U is unnatural.
Therefore, U is bad or wrong.

A medicine made with “all natural” ingredients could well contain arsenic and uranium, which hardly qualify as safe. The definition of “natural” itself can be twisted using judgmental language, which you’ll see in various arguments against homosexuality.

But that’s just a load of santorum.

Tuesday, January 10, 2012

I Am Curious (Yellow) (Red Herrings Part 21)

Part 21 of Red Herrings covers still more responses to arguments that distract from the argument rather than address it directly. This week, the naturalistic fallacy.

Naturalistic fallacy

The naturalistic fallacy was first described and named by British philosopher G. E. Moore in his 1903 book Principia Ethica. It describes the problem of trying to prove an ethical claim by appealing to a definition of “good” in terms of natural properties such as “pleasant,” “more evolved,” or “desirable.” For example, if something is both pleasant and good, inferring that “pleasant” and “good” are therefore the same quality is one bridge too far.

Moore stands in contrast to philosophers who argue that “good” can be defined in terms of natural properties we already understand. Instead, Moore argues that properties are either simple or complex, and complex properties are made from simple ones. Complex properties can be defined by breaking out their simple components, but the simple ones are indefinable. You can define “yellow” as the color of a ripe lemon, or as the primary color between green and orange on the visible spectrum, or as electromagnetic radiation with a wavelength between 570 and 590 nanometers, but none of those are sufficient to help a blind person perceive what you’re talking about. As Justice Potter famously observed about pornography, “I know it when I see it.” But that doesn’t enable one to produce a meaningful operational definition.

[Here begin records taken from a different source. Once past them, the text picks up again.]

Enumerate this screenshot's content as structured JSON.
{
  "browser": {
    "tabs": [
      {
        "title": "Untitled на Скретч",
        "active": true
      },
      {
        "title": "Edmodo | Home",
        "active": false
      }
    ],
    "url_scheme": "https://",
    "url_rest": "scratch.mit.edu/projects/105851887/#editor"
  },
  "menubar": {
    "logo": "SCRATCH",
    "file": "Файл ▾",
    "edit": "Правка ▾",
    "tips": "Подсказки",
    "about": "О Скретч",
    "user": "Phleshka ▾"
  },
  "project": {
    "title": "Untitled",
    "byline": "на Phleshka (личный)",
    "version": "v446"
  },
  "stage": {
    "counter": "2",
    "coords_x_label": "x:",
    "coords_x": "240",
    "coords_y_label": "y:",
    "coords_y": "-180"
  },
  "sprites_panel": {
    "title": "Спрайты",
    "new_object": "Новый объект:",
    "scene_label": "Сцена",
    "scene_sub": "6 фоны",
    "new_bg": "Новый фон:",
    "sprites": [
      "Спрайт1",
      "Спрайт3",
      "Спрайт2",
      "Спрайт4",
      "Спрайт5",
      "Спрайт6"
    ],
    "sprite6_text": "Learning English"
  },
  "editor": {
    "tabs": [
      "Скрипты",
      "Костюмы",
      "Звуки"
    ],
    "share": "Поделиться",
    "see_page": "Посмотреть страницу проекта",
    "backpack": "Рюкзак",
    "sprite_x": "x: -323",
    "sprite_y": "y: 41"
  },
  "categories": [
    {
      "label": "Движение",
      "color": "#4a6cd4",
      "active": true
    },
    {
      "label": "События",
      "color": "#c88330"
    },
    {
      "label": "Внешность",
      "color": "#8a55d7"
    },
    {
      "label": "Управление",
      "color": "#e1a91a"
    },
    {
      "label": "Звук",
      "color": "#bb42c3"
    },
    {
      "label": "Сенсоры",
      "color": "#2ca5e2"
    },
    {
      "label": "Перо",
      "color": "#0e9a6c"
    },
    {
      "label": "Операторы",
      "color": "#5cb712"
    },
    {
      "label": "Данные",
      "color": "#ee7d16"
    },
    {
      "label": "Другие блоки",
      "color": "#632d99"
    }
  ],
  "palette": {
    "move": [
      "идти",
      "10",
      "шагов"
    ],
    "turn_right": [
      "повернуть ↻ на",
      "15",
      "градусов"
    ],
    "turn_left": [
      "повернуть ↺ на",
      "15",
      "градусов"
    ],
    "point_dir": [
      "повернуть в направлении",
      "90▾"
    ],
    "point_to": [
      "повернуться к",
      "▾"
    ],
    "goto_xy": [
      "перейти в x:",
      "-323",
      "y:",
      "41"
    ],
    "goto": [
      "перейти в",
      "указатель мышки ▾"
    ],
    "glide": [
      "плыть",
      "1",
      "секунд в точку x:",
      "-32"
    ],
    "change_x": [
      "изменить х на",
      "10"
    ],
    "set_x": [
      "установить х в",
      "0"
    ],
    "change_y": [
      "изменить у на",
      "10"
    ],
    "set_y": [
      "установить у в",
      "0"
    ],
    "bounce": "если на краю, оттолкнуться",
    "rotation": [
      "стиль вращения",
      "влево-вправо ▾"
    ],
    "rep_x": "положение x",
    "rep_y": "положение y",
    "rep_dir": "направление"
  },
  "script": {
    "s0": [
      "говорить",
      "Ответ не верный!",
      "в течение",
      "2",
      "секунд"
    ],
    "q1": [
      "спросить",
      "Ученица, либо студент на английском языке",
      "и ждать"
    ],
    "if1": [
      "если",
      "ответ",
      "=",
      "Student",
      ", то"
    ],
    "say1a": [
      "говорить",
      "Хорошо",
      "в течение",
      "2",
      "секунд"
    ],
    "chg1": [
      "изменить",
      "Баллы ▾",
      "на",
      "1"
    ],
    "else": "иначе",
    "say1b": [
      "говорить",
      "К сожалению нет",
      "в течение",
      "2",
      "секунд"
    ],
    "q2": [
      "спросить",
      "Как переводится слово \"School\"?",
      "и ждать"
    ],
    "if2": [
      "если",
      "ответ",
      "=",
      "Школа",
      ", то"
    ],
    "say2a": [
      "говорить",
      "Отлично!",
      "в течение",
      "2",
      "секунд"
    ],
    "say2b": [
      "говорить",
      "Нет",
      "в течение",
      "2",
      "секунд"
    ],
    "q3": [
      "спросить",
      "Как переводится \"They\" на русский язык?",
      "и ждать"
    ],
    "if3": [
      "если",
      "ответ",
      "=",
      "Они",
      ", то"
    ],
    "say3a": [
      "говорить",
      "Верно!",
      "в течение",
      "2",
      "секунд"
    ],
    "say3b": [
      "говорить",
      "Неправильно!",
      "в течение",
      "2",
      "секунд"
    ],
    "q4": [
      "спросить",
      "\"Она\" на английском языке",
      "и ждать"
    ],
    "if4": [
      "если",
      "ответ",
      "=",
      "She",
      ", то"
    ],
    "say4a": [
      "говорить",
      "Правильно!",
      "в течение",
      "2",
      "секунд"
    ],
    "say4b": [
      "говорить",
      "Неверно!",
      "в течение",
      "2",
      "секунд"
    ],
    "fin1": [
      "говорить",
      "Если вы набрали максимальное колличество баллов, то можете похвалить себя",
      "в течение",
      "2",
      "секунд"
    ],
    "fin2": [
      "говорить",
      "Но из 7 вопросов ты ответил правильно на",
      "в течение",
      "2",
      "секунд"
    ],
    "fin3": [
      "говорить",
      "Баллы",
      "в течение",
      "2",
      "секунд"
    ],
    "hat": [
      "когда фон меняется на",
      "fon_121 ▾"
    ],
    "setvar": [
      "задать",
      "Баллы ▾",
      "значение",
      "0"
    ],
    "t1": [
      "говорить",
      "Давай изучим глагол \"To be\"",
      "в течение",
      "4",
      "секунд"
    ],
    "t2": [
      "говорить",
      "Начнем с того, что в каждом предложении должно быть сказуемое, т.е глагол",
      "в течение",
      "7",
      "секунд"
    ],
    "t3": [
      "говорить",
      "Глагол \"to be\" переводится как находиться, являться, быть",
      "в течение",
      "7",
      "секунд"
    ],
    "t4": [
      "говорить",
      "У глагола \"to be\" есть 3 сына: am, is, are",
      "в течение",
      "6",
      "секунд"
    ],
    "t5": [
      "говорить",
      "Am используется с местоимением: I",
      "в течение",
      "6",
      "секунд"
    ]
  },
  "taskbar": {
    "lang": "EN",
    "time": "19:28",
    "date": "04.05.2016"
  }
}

Tuesday, January 3, 2012

Thank God It's Friday! (Red Herrings, Part 20)

Part 20 of Red Herrings covers still more responses to arguments that distract from the argument rather than address it directly. This week, judgmental language.

Judgmental language

You can’t take a management or communications course without hearing about the dangers of judgmental language, but it’s a red herring fallacy as well. Like all red herrings, judgmental language skips over the actual descriptive part of the argument and rushes right to the conclusion.

“He hates me” is judgmental language, not because it’s necessarily false, but because it cites the conclusion without citing the evidence. What’s the evidence that he does, indeed, hate you? Perhaps he called you names, he told someone else that he hated you, he went to your boss to complain about you, or he let the air out of your tires. Those are descriptions of behavior, and at some point they add up to sufficient evidence to draw the conclusion that yes, indeed, he does hate you. Alternatively, it could mean something else altogether, such as a desire to take your job or win a promotion. It’s not personal, it’s strictly business.

Judgmental language criticizes or praises, condemns or applauds, evaluates or interprets the behaviors (actions, deeds, sayings) of human individuals and groups. “Obama is a Kenyan socialist” neatly avoids the requirement of citing evidence and goes right for the jugular. Political propaganda tends to consist of nothing but.

There are a number of problems with judgmental language. First, your conclusion may be wrong. Second, judgmental language tends to be resisted and to provoke arguments. Avoid “red flag” words and phrases. Try to stay away from “should” and “ought.” Go with the Joe Friday technique: just the facts, ma’am.